▶ _What the exercise asks_
Look through the data below and show every line that includes "April".

▶ _The input_
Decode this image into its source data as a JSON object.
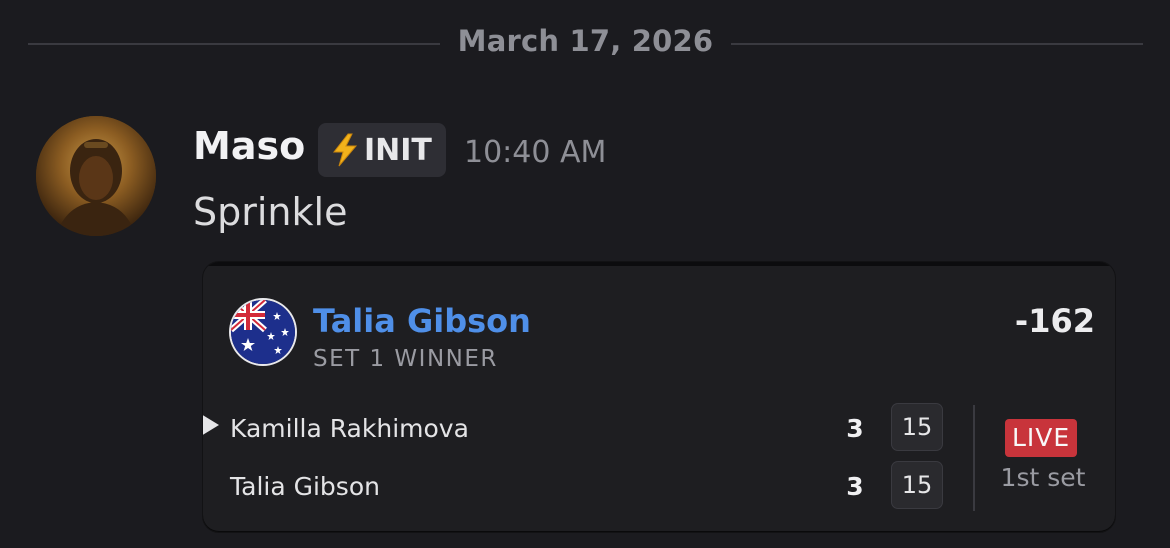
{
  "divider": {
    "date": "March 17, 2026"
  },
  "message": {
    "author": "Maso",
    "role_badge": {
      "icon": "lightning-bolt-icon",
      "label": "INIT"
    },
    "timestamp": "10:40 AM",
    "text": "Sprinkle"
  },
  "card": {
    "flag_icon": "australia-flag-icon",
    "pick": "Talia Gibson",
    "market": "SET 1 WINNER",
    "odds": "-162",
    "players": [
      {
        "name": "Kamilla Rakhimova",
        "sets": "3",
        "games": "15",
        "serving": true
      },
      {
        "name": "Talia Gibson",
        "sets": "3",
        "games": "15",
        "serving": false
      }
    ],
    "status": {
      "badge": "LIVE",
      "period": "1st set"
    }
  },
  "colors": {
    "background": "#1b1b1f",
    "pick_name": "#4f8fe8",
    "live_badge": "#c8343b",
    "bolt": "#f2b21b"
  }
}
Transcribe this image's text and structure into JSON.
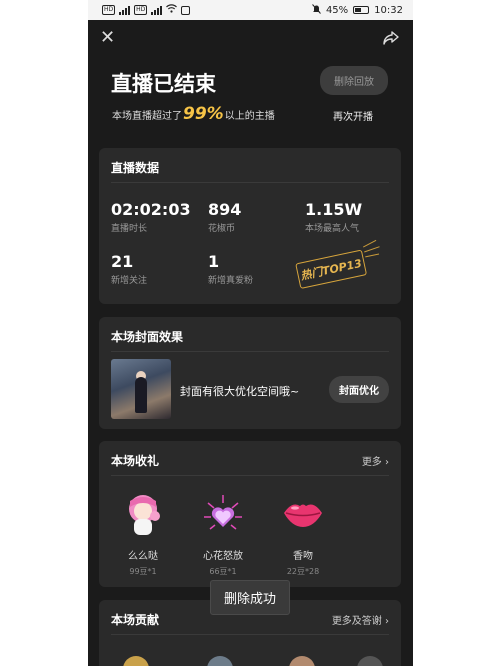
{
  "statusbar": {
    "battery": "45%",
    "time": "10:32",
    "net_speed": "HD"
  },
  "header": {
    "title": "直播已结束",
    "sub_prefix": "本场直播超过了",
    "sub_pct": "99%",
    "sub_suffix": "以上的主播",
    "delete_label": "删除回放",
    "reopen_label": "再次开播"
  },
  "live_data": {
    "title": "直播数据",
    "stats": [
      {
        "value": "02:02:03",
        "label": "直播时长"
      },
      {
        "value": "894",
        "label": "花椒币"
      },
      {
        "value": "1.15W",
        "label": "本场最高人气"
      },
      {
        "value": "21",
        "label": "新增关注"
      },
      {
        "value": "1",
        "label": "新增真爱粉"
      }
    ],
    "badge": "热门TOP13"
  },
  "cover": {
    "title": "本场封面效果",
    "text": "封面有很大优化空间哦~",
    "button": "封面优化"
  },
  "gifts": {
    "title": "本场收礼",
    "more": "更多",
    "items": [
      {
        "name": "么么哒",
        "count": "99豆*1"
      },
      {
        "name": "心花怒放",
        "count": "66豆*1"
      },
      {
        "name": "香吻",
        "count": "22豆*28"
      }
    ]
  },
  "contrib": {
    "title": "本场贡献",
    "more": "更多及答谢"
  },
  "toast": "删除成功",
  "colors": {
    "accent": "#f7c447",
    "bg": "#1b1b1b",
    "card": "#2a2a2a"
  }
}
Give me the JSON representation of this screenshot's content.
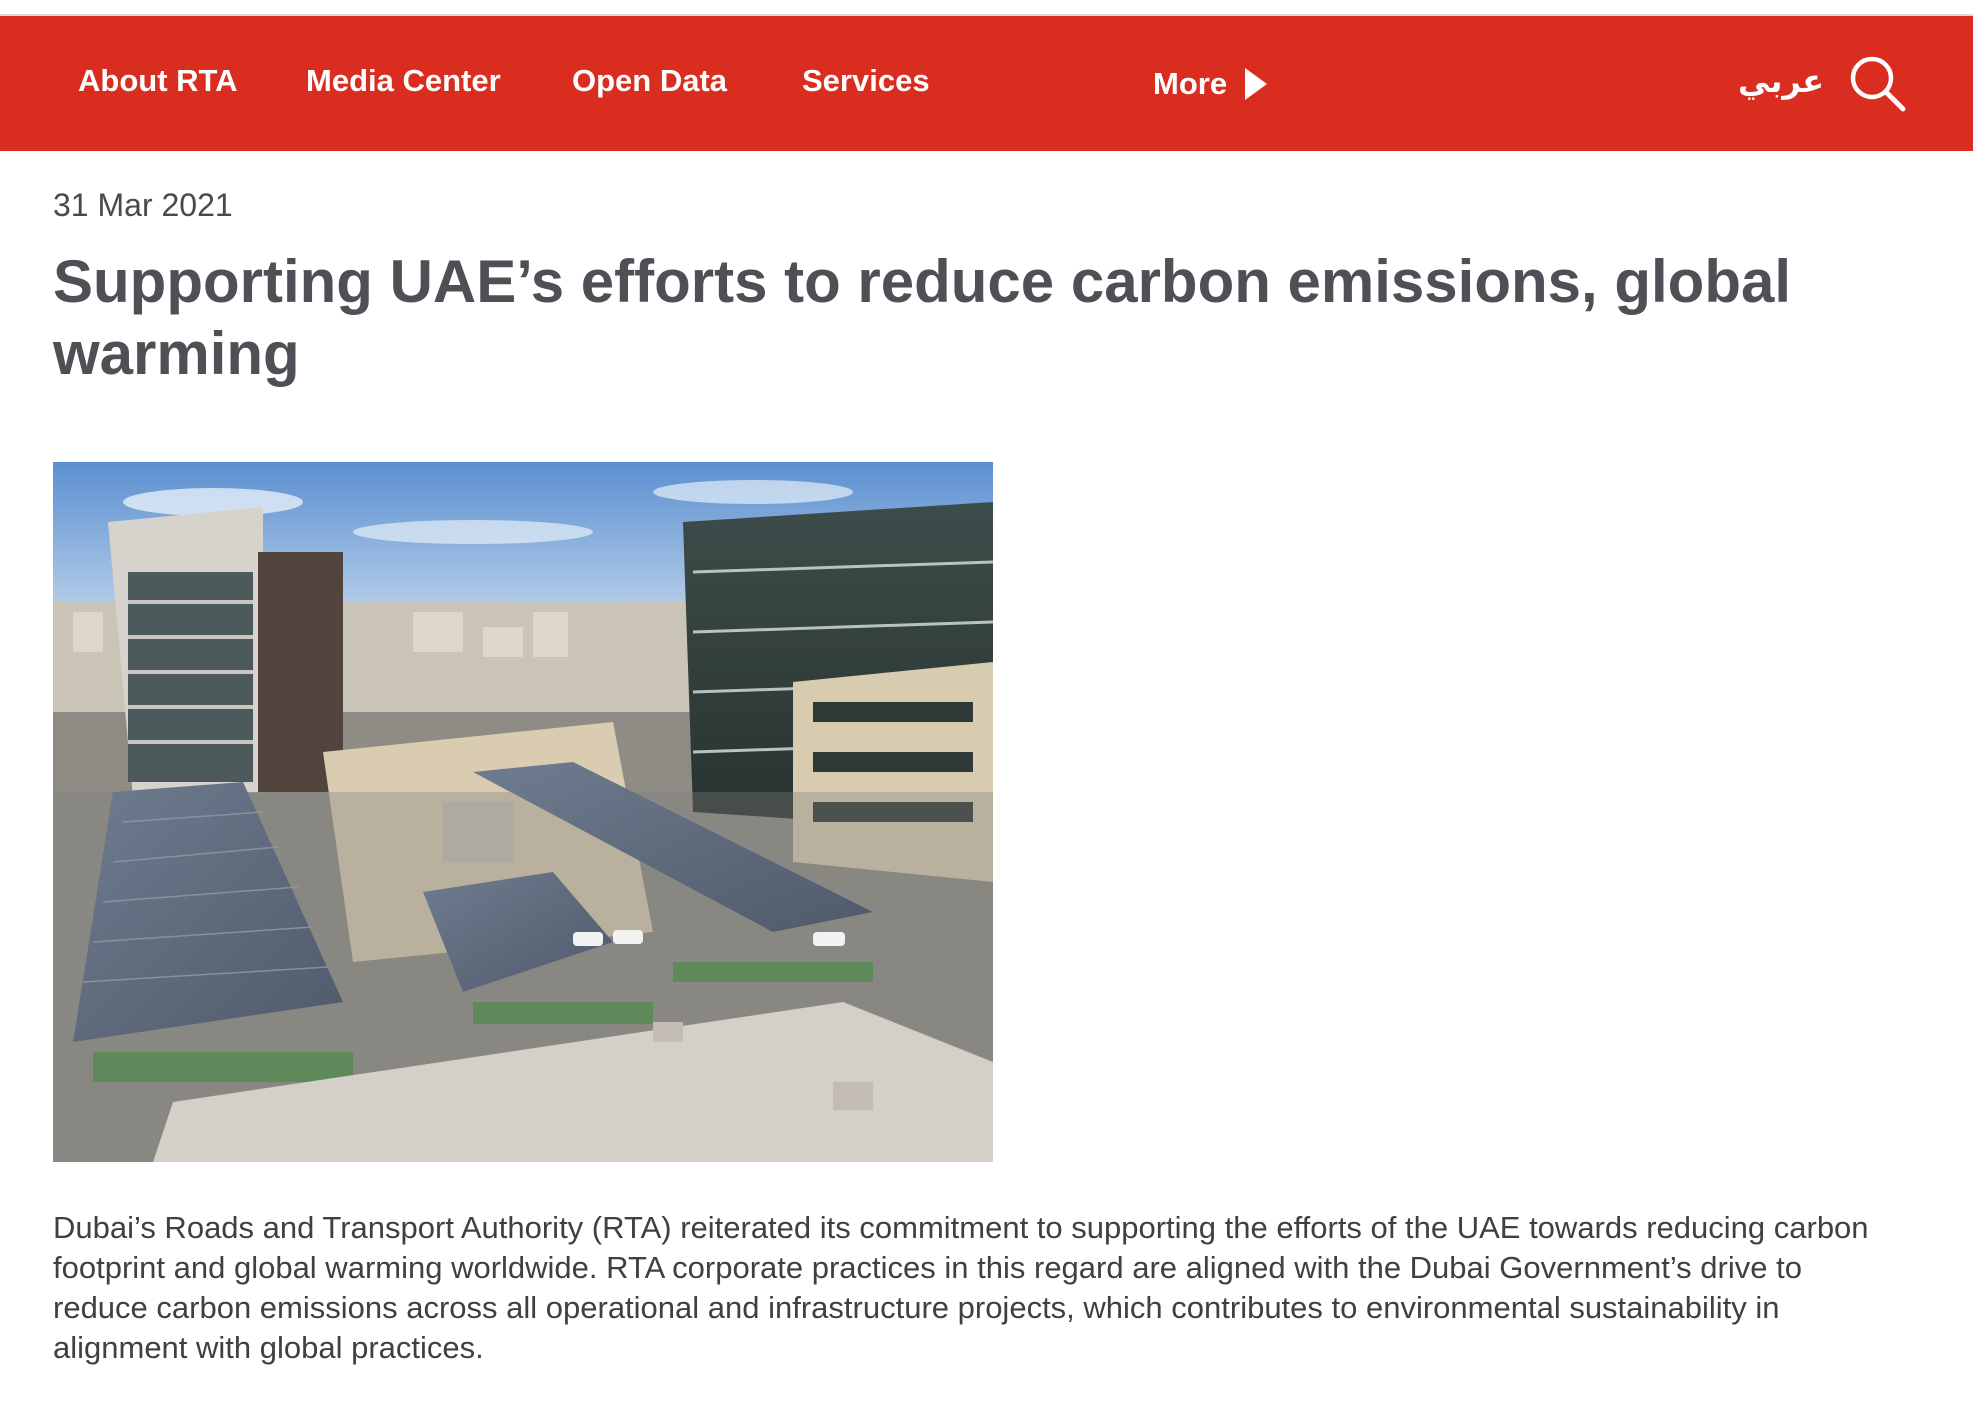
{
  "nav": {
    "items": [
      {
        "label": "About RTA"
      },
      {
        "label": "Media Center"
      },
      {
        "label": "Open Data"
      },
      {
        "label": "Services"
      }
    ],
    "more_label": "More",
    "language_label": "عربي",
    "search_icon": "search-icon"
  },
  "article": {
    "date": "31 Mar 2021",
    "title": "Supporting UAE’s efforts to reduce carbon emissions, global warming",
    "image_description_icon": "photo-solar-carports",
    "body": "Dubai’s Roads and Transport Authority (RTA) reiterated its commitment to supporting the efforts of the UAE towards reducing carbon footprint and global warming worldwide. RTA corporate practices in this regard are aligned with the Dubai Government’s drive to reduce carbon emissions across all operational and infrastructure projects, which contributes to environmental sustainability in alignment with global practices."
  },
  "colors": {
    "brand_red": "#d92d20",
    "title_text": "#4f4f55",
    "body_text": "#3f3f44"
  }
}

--

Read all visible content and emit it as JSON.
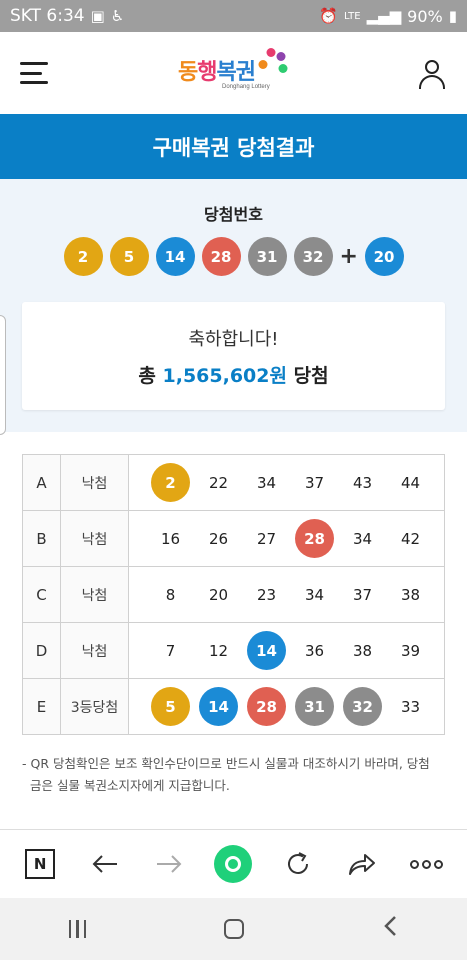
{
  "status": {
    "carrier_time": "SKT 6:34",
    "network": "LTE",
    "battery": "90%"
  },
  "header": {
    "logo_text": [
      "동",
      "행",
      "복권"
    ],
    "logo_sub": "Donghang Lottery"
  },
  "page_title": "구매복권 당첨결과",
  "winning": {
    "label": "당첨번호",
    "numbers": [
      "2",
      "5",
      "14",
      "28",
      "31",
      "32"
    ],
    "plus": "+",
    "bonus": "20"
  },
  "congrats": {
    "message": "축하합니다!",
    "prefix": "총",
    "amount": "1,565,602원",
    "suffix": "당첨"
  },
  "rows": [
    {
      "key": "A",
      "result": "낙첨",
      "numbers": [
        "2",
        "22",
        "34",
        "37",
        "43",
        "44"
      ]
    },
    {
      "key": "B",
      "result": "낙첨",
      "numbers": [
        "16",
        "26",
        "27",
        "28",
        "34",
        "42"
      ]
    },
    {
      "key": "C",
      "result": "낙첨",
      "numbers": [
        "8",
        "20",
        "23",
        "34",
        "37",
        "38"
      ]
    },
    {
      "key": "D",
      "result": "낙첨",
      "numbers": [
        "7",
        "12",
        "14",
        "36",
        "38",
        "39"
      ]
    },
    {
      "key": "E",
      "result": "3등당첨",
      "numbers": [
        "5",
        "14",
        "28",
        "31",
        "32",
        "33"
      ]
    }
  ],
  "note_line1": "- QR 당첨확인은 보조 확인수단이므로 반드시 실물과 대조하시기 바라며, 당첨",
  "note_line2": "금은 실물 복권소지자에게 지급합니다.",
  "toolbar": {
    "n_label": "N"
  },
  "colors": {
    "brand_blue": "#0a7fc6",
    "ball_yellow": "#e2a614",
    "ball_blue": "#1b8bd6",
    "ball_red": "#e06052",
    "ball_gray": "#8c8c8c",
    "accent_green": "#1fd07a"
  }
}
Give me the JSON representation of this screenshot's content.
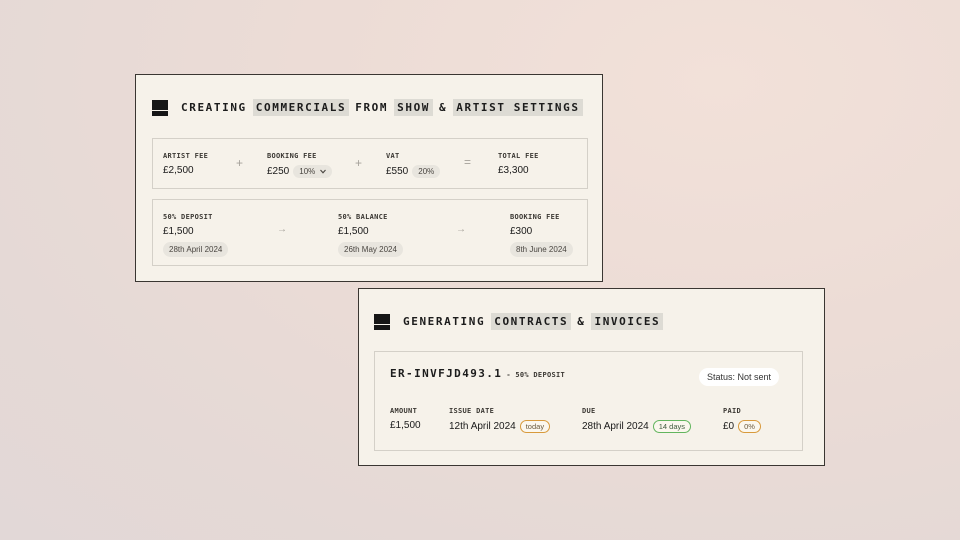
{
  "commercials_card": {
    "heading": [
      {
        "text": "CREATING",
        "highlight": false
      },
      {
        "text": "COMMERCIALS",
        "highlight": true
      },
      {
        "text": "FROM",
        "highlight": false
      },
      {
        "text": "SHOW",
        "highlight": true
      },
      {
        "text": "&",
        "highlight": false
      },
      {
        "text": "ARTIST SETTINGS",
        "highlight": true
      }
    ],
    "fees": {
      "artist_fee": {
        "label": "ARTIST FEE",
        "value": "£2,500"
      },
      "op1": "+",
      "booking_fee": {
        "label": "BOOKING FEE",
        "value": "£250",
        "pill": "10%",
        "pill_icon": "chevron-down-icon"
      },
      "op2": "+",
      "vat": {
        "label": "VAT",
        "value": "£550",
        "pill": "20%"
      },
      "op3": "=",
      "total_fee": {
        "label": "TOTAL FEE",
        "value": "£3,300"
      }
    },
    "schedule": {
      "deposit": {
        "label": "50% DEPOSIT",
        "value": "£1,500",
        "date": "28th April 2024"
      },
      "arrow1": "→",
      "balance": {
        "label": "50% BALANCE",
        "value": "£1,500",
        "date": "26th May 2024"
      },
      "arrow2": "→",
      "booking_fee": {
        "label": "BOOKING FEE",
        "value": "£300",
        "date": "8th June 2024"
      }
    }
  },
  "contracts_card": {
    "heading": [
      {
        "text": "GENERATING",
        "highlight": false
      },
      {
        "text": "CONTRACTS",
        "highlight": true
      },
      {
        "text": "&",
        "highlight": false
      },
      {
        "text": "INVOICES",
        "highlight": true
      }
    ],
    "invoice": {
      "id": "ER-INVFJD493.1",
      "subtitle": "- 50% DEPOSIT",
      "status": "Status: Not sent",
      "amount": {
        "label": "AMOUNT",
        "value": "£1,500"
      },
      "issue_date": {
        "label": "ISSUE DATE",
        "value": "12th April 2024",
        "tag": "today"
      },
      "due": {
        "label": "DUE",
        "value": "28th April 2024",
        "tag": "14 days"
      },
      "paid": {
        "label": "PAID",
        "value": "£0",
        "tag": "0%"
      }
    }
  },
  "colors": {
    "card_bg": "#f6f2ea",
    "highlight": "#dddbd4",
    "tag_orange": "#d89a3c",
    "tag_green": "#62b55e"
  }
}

▶ _Exercise answer_
        "date": "28th April 2024"
        "value": "12th April 2024",
        "value": "28th April 2024",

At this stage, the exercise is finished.